For each entry below, please return its exact wording and leave out any picture.
------ Recorded data ------
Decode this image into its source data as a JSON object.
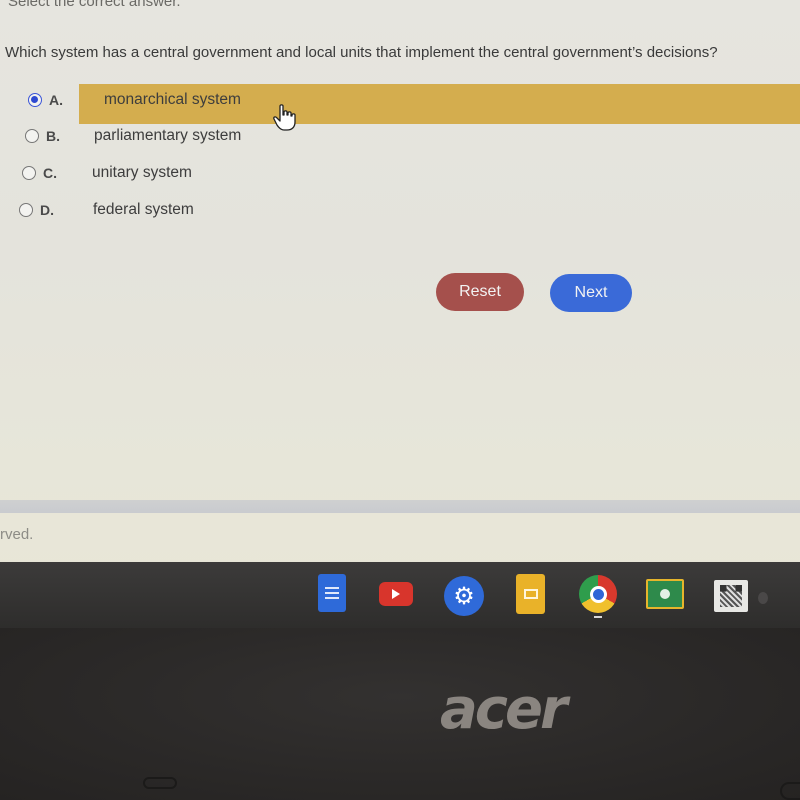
{
  "quiz": {
    "instruction": "Select the correct answer.",
    "question": "Which system has a central government and local units that implement the central government’s decisions?",
    "selected": "A",
    "options": [
      {
        "letter": "A.",
        "text": "monarchical system",
        "selected": true
      },
      {
        "letter": "B.",
        "text": "parliamentary system",
        "selected": false
      },
      {
        "letter": "C.",
        "text": "unitary system",
        "selected": false
      },
      {
        "letter": "D.",
        "text": "federal system",
        "selected": false
      }
    ],
    "buttons": {
      "reset": "Reset",
      "next": "Next"
    }
  },
  "footer": {
    "text": "rved."
  },
  "shelf": {
    "apps": [
      "docs-icon",
      "youtube-icon",
      "settings-icon",
      "slides-icon",
      "chrome-icon",
      "classroom-icon",
      "qr-code-icon"
    ],
    "active_app": "chrome-icon"
  },
  "device": {
    "brand": "acer"
  },
  "colors": {
    "highlight": "#d4ad4e",
    "reset": "#a5504c",
    "next": "#3a6ad8",
    "radio_selected": "#2f4ad1"
  }
}
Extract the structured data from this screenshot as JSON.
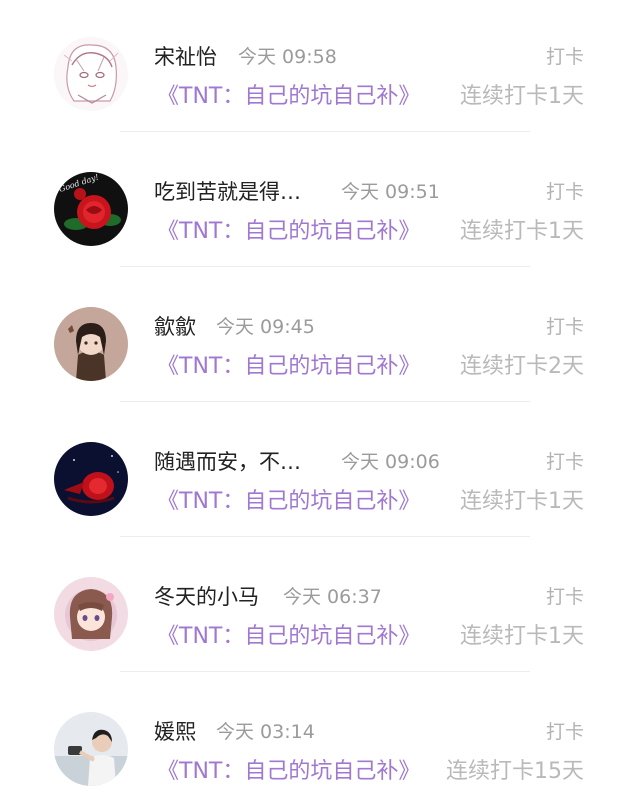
{
  "feed": {
    "items": [
      {
        "name": "宋祉怡",
        "time": "今天 09:58",
        "action": "打卡",
        "group": "《TNT：自己的坑自己补》",
        "streak": "连续打卡1天",
        "avatar_icon": "sketch-girl-avatar-icon"
      },
      {
        "name": "吃到苦就是得…",
        "time": "今天 09:51",
        "action": "打卡",
        "group": "《TNT：自己的坑自己补》",
        "streak": "连续打卡1天",
        "avatar_icon": "red-rose-avatar-icon",
        "avatar_text": "Good day!"
      },
      {
        "name": "歙歙",
        "time": "今天 09:45",
        "action": "打卡",
        "group": "《TNT：自己的坑自己补》",
        "streak": "连续打卡2天",
        "avatar_icon": "anime-girl-avatar-icon"
      },
      {
        "name": "随遇而安，不…",
        "time": "今天 09:06",
        "action": "打卡",
        "group": "《TNT：自己的坑自己补》",
        "streak": "连续打卡1天",
        "avatar_icon": "red-rose-night-avatar-icon"
      },
      {
        "name": "冬天的小马",
        "time": "今天 06:37",
        "action": "打卡",
        "group": "《TNT：自己的坑自己补》",
        "streak": "连续打卡1天",
        "avatar_icon": "pink-anime-avatar-icon"
      },
      {
        "name": "媛熙",
        "time": "今天 03:14",
        "action": "打卡",
        "group": "《TNT：自己的坑自己补》",
        "streak": "连续打卡15天",
        "avatar_icon": "photo-person-avatar-icon"
      }
    ]
  },
  "colors": {
    "group_link": "#a078d2",
    "name_text": "#222222",
    "meta_text": "#9b9b9b",
    "streak_text": "#b9b9b9"
  }
}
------
Answer to this task →
Decode this image into its source data as a JSON object.
{
  "quiz": {
    "instruction": "Select the correct answer.",
    "question": "Which system has a central government and local units that implement the central government’s decisions?",
    "selected": "A",
    "options": [
      {
        "letter": "A.",
        "text": "monarchical system",
        "selected": true
      },
      {
        "letter": "B.",
        "text": "parliamentary system",
        "selected": false
      },
      {
        "letter": "C.",
        "text": "unitary system",
        "selected": false
      },
      {
        "letter": "D.",
        "text": "federal system",
        "selected": false
      }
    ],
    "buttons": {
      "reset": "Reset",
      "next": "Next"
    }
  },
  "footer": {
    "text": "rved."
  },
  "shelf": {
    "apps": [
      "docs-icon",
      "youtube-icon",
      "settings-icon",
      "slides-icon",
      "chrome-icon",
      "classroom-icon",
      "qr-code-icon"
    ],
    "active_app": "chrome-icon"
  },
  "device": {
    "brand": "acer"
  },
  "colors": {
    "highlight": "#d4ad4e",
    "reset": "#a5504c",
    "next": "#3a6ad8",
    "radio_selected": "#2f4ad1"
  }
}
Extract the structured data from this screenshot as JSON.
{
  "feed": {
    "items": [
      {
        "name": "宋祉怡",
        "time": "今天 09:58",
        "action": "打卡",
        "group": "《TNT：自己的坑自己补》",
        "streak": "连续打卡1天",
        "avatar_icon": "sketch-girl-avatar-icon"
      },
      {
        "name": "吃到苦就是得…",
        "time": "今天 09:51",
        "action": "打卡",
        "group": "《TNT：自己的坑自己补》",
        "streak": "连续打卡1天",
        "avatar_icon": "red-rose-avatar-icon",
        "avatar_text": "Good day!"
      },
      {
        "name": "歙歙",
        "time": "今天 09:45",
        "action": "打卡",
        "group": "《TNT：自己的坑自己补》",
        "streak": "连续打卡2天",
        "avatar_icon": "anime-girl-avatar-icon"
      },
      {
        "name": "随遇而安，不…",
        "time": "今天 09:06",
        "action": "打卡",
        "group": "《TNT：自己的坑自己补》",
        "streak": "连续打卡1天",
        "avatar_icon": "red-rose-night-avatar-icon"
      },
      {
        "name": "冬天的小马",
        "time": "今天 06:37",
        "action": "打卡",
        "group": "《TNT：自己的坑自己补》",
        "streak": "连续打卡1天",
        "avatar_icon": "pink-anime-avatar-icon"
      },
      {
        "name": "媛熙",
        "time": "今天 03:14",
        "action": "打卡",
        "group": "《TNT：自己的坑自己补》",
        "streak": "连续打卡15天",
        "avatar_icon": "photo-person-avatar-icon"
      }
    ]
  },
  "colors": {
    "group_link": "#a078d2",
    "name_text": "#222222",
    "meta_text": "#9b9b9b",
    "streak_text": "#b9b9b9"
  }
}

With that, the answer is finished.